_What the task requires_
Return each of the entries below precisely, with no pictures in the result.

_Study material_
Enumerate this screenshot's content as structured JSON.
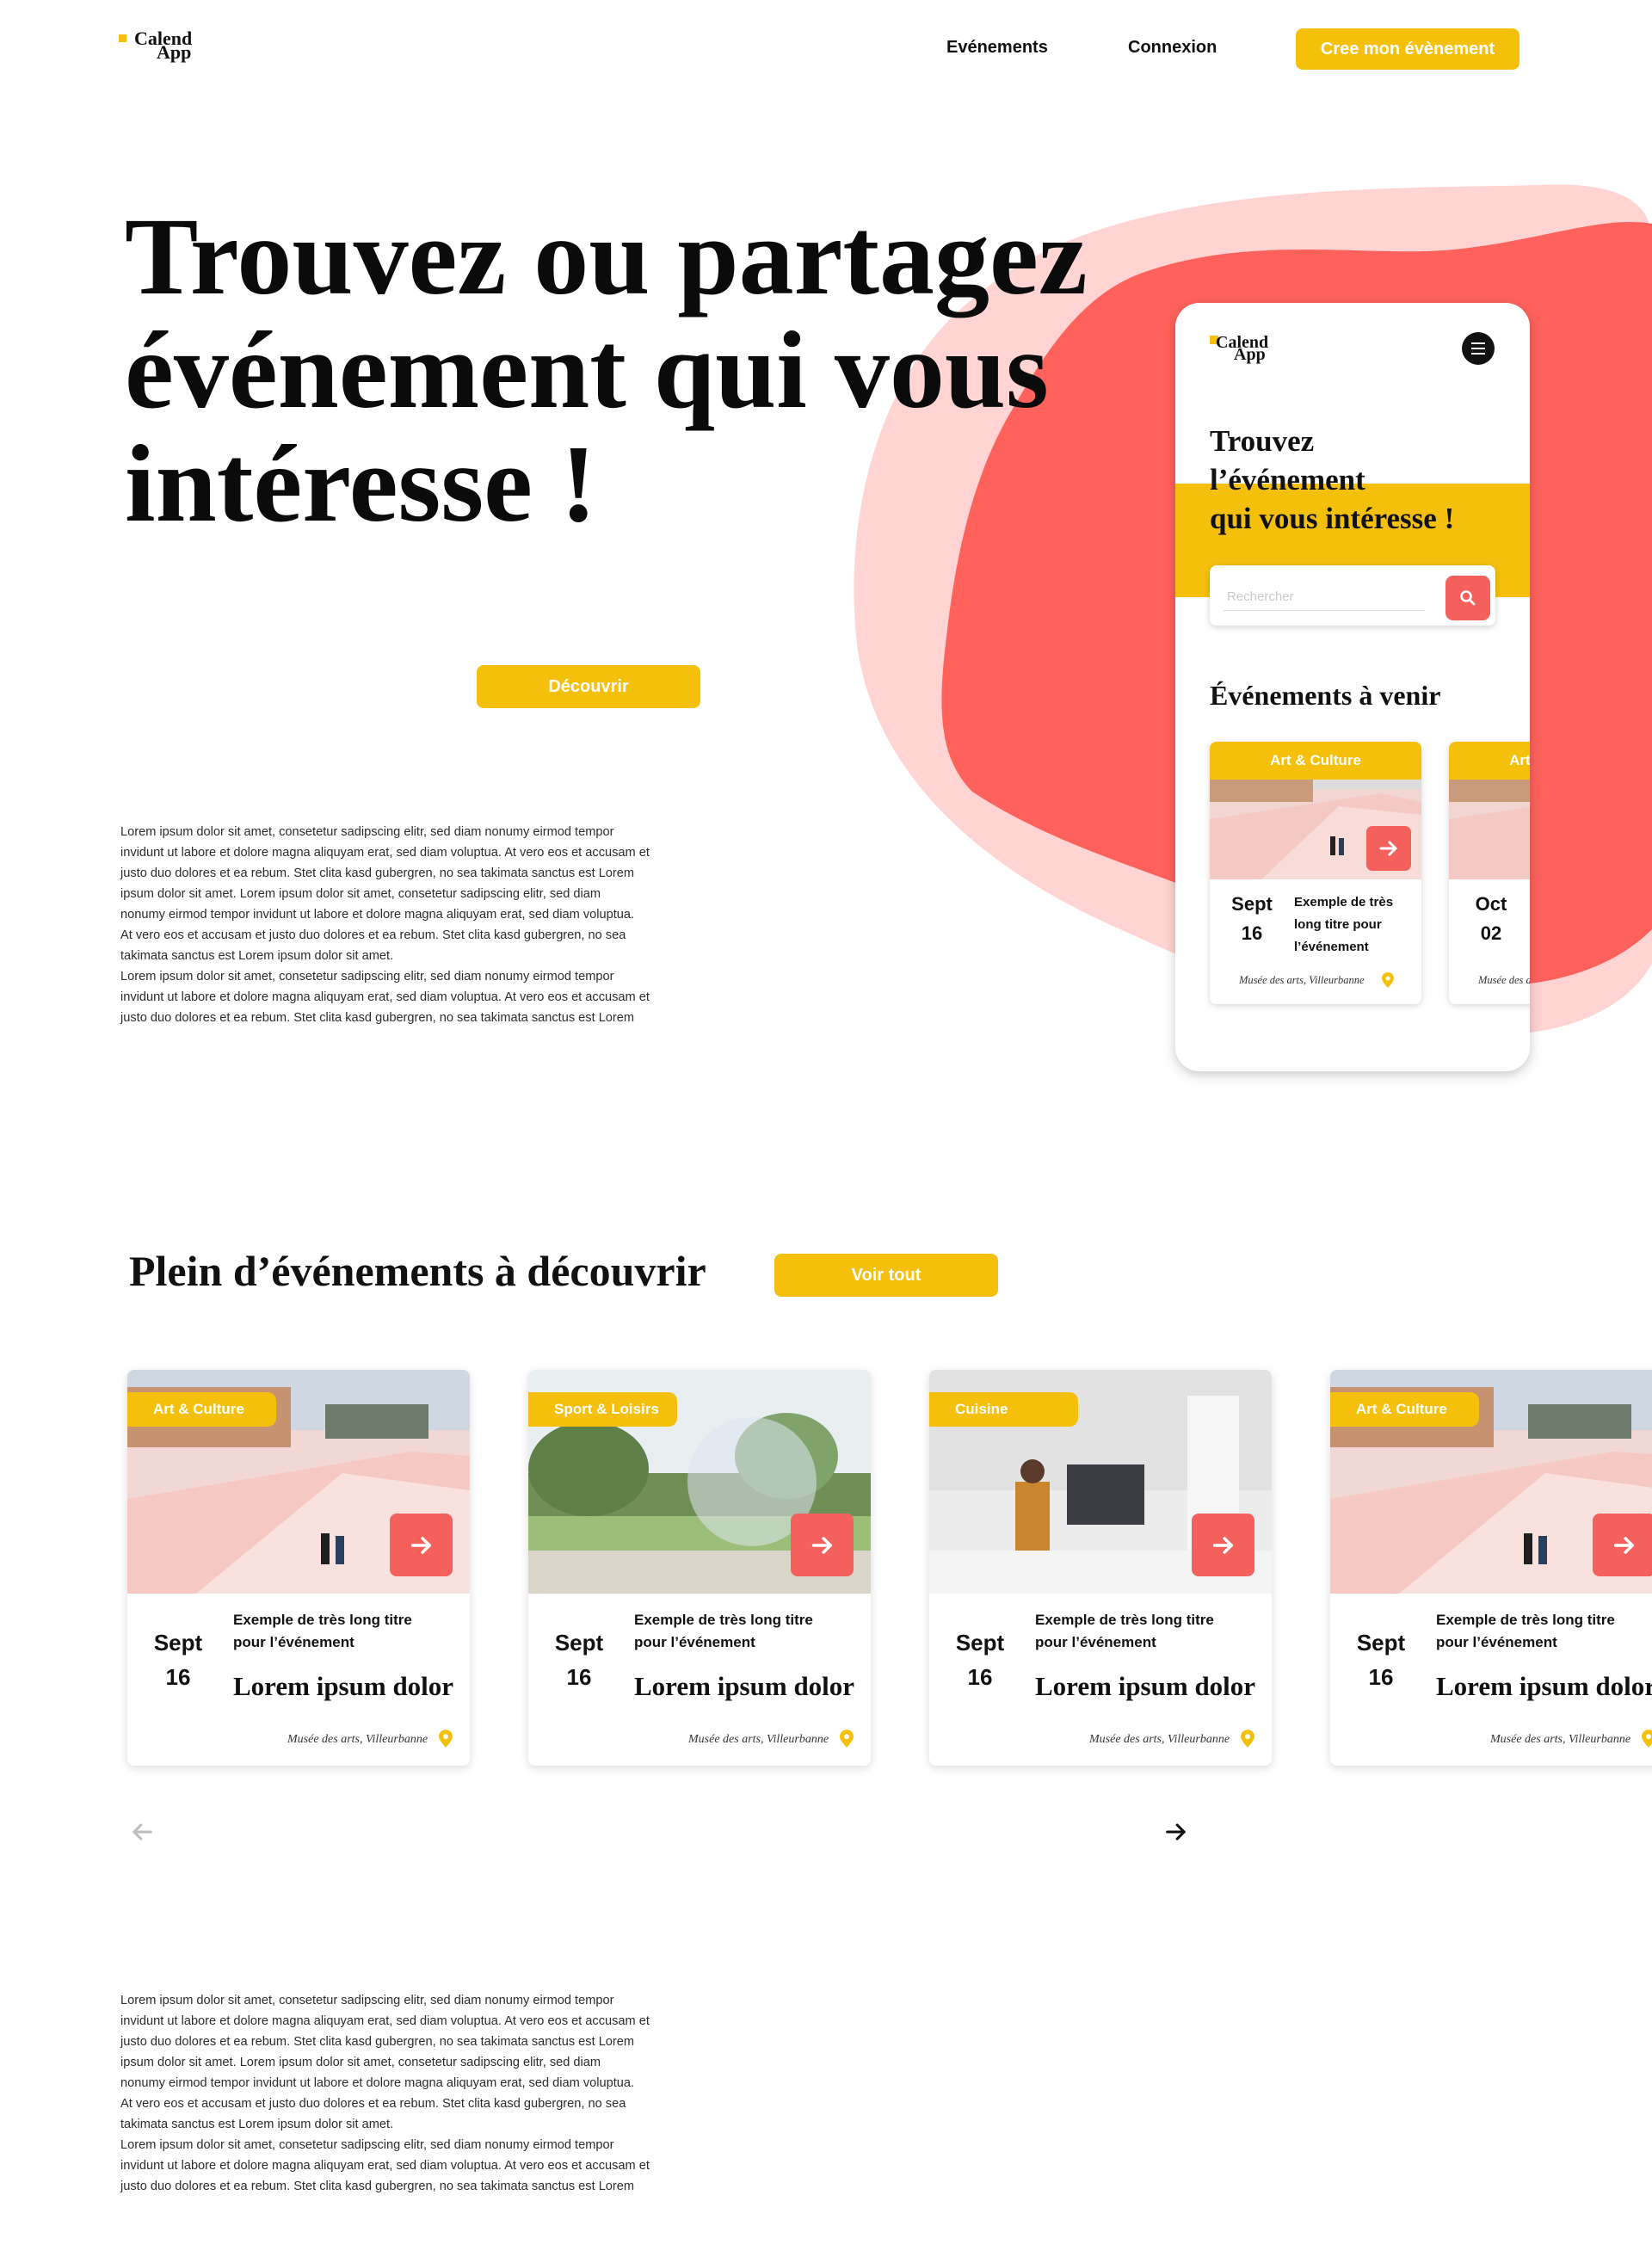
{
  "brand": {
    "line1": "Calend",
    "line2": "App"
  },
  "nav": {
    "events": "Evénements",
    "login": "Connexion",
    "create": "Cree mon évènement"
  },
  "hero": {
    "title": "Trouvez ou partagez événement qui vous intéresse !",
    "discover": "Découvrir",
    "lorem": "Lorem ipsum dolor sit amet, consetetur sadipscing elitr, sed diam nonumy eirmod tempor\ninvidunt ut labore et dolore magna aliquyam erat, sed diam voluptua. At vero eos et accusam et\njusto duo dolores et ea rebum. Stet clita kasd gubergren, no sea takimata sanctus est Lorem\nipsum dolor sit amet. Lorem ipsum dolor sit amet, consetetur sadipscing elitr, sed diam\nnonumy eirmod tempor invidunt ut labore et dolore magna aliquyam erat, sed diam voluptua.\nAt vero eos et accusam et justo duo dolores et ea rebum. Stet clita kasd gubergren, no sea\ntakimata sanctus est Lorem ipsum dolor sit amet.\nLorem ipsum dolor sit amet, consetetur sadipscing elitr, sed diam nonumy eirmod tempor\ninvidunt ut labore et dolore magna aliquyam erat, sed diam voluptua. At vero eos et accusam et\njusto duo dolores et ea rebum. Stet clita kasd gubergren, no sea takimata sanctus est Lorem"
  },
  "phone": {
    "title": "Trouvez\nl’événement\nqui vous intéresse !",
    "search_placeholder": "Rechercher",
    "upcoming": "Événements à venir",
    "cards": [
      {
        "tag": "Art & Culture",
        "month": "Sept",
        "day": "16",
        "title": "Exemple de très\nlong titre pour\nl’événement",
        "place": "Musée des arts, Villeurbanne"
      },
      {
        "tag": "Art & Culture",
        "month": "Oct",
        "day": "02",
        "title": "",
        "place": "Musée des arts"
      }
    ]
  },
  "section": {
    "title": "Plein d’événements à découvrir",
    "see_all": "Voir tout",
    "cards": [
      {
        "tag": "Art & Culture",
        "month": "Sept",
        "day": "16",
        "title": "Exemple de très long titre\npour l’événement",
        "subtitle": "Lorem ipsum dolor",
        "place": "Musée des arts, Villeurbanne"
      },
      {
        "tag": "Sport & Loisirs",
        "month": "Sept",
        "day": "16",
        "title": "Exemple de très long titre\npour l’événement",
        "subtitle": "Lorem ipsum dolor",
        "place": "Musée des arts, Villeurbanne"
      },
      {
        "tag": "Cuisine",
        "month": "Sept",
        "day": "16",
        "title": "Exemple de très long titre\npour l’événement",
        "subtitle": "Lorem ipsum dolor",
        "place": "Musée des arts, Villeurbanne"
      },
      {
        "tag": "Art & Culture",
        "month": "Sept",
        "day": "16",
        "title": "Exemple de très long titre\npour l’événement",
        "subtitle": "Lorem ipsum dolor",
        "place": "Musée des arts, Villeurbanne"
      }
    ],
    "lorem": "Lorem ipsum dolor sit amet, consetetur sadipscing elitr, sed diam nonumy eirmod tempor\ninvidunt ut labore et dolore magna aliquyam erat, sed diam voluptua. At vero eos et accusam et\njusto duo dolores et ea rebum. Stet clita kasd gubergren, no sea takimata sanctus est Lorem\nipsum dolor sit amet. Lorem ipsum dolor sit amet, consetetur sadipscing elitr, sed diam\nnonumy eirmod tempor invidunt ut labore et dolore magna aliquyam erat, sed diam voluptua.\nAt vero eos et accusam et justo duo dolores et ea rebum. Stet clita kasd gubergren, no sea\ntakimata sanctus est Lorem ipsum dolor sit amet.\nLorem ipsum dolor sit amet, consetetur sadipscing elitr, sed diam nonumy eirmod tempor\ninvidunt ut labore et dolore magna aliquyam erat, sed diam voluptua. At vero eos et accusam et\njusto duo dolores et ea rebum. Stet clita kasd gubergren, no sea takimata sanctus est Lorem"
  },
  "icons": {
    "menu": "menu-icon",
    "search": "search-icon",
    "arrow": "arrow-right-icon",
    "pin": "location-pin-icon",
    "prev": "arrow-left-icon",
    "next": "arrow-right-icon"
  },
  "colors": {
    "accent_yellow": "#f5c00c",
    "coral": "#f4615d",
    "blob_light": "#ffd4d3",
    "blob_dark": "#ff625d"
  }
}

_Written response_
Enumerate this screenshot's content as structured JSON.
{
  "brand": {
    "line1": "Calend",
    "line2": "App"
  },
  "nav": {
    "events": "Evénements",
    "login": "Connexion",
    "create": "Cree mon évènement"
  },
  "hero": {
    "title": "Trouvez ou partagez événement qui vous intéresse !",
    "discover": "Découvrir",
    "lorem": "Lorem ipsum dolor sit amet, consetetur sadipscing elitr, sed diam nonumy eirmod tempor\ninvidunt ut labore et dolore magna aliquyam erat, sed diam voluptua. At vero eos et accusam et\njusto duo dolores et ea rebum. Stet clita kasd gubergren, no sea takimata sanctus est Lorem\nipsum dolor sit amet. Lorem ipsum dolor sit amet, consetetur sadipscing elitr, sed diam\nnonumy eirmod tempor invidunt ut labore et dolore magna aliquyam erat, sed diam voluptua.\nAt vero eos et accusam et justo duo dolores et ea rebum. Stet clita kasd gubergren, no sea\ntakimata sanctus est Lorem ipsum dolor sit amet.\nLorem ipsum dolor sit amet, consetetur sadipscing elitr, sed diam nonumy eirmod tempor\ninvidunt ut labore et dolore magna aliquyam erat, sed diam voluptua. At vero eos et accusam et\njusto duo dolores et ea rebum. Stet clita kasd gubergren, no sea takimata sanctus est Lorem"
  },
  "phone": {
    "title": "Trouvez\nl’événement\nqui vous intéresse !",
    "search_placeholder": "Rechercher",
    "upcoming": "Événements à venir",
    "cards": [
      {
        "tag": "Art & Culture",
        "month": "Sept",
        "day": "16",
        "title": "Exemple de très\nlong titre pour\nl’événement",
        "place": "Musée des arts, Villeurbanne"
      },
      {
        "tag": "Art & Culture",
        "month": "Oct",
        "day": "02",
        "title": "",
        "place": "Musée des arts"
      }
    ]
  },
  "section": {
    "title": "Plein d’événements à découvrir",
    "see_all": "Voir tout",
    "cards": [
      {
        "tag": "Art & Culture",
        "month": "Sept",
        "day": "16",
        "title": "Exemple de très long titre\npour l’événement",
        "subtitle": "Lorem ipsum dolor",
        "place": "Musée des arts, Villeurbanne"
      },
      {
        "tag": "Sport & Loisirs",
        "month": "Sept",
        "day": "16",
        "title": "Exemple de très long titre\npour l’événement",
        "subtitle": "Lorem ipsum dolor",
        "place": "Musée des arts, Villeurbanne"
      },
      {
        "tag": "Cuisine",
        "month": "Sept",
        "day": "16",
        "title": "Exemple de très long titre\npour l’événement",
        "subtitle": "Lorem ipsum dolor",
        "place": "Musée des arts, Villeurbanne"
      },
      {
        "tag": "Art & Culture",
        "month": "Sept",
        "day": "16",
        "title": "Exemple de très long titre\npour l’événement",
        "subtitle": "Lorem ipsum dolor",
        "place": "Musée des arts, Villeurbanne"
      }
    ],
    "lorem": "Lorem ipsum dolor sit amet, consetetur sadipscing elitr, sed diam nonumy eirmod tempor\ninvidunt ut labore et dolore magna aliquyam erat, sed diam voluptua. At vero eos et accusam et\njusto duo dolores et ea rebum. Stet clita kasd gubergren, no sea takimata sanctus est Lorem\nipsum dolor sit amet. Lorem ipsum dolor sit amet, consetetur sadipscing elitr, sed diam\nnonumy eirmod tempor invidunt ut labore et dolore magna aliquyam erat, sed diam voluptua.\nAt vero eos et accusam et justo duo dolores et ea rebum. Stet clita kasd gubergren, no sea\ntakimata sanctus est Lorem ipsum dolor sit amet.\nLorem ipsum dolor sit amet, consetetur sadipscing elitr, sed diam nonumy eirmod tempor\ninvidunt ut labore et dolore magna aliquyam erat, sed diam voluptua. At vero eos et accusam et\njusto duo dolores et ea rebum. Stet clita kasd gubergren, no sea takimata sanctus est Lorem"
  },
  "icons": {
    "menu": "menu-icon",
    "search": "search-icon",
    "arrow": "arrow-right-icon",
    "pin": "location-pin-icon",
    "prev": "arrow-left-icon",
    "next": "arrow-right-icon"
  },
  "colors": {
    "accent_yellow": "#f5c00c",
    "coral": "#f4615d",
    "blob_light": "#ffd4d3",
    "blob_dark": "#ff625d"
  }
}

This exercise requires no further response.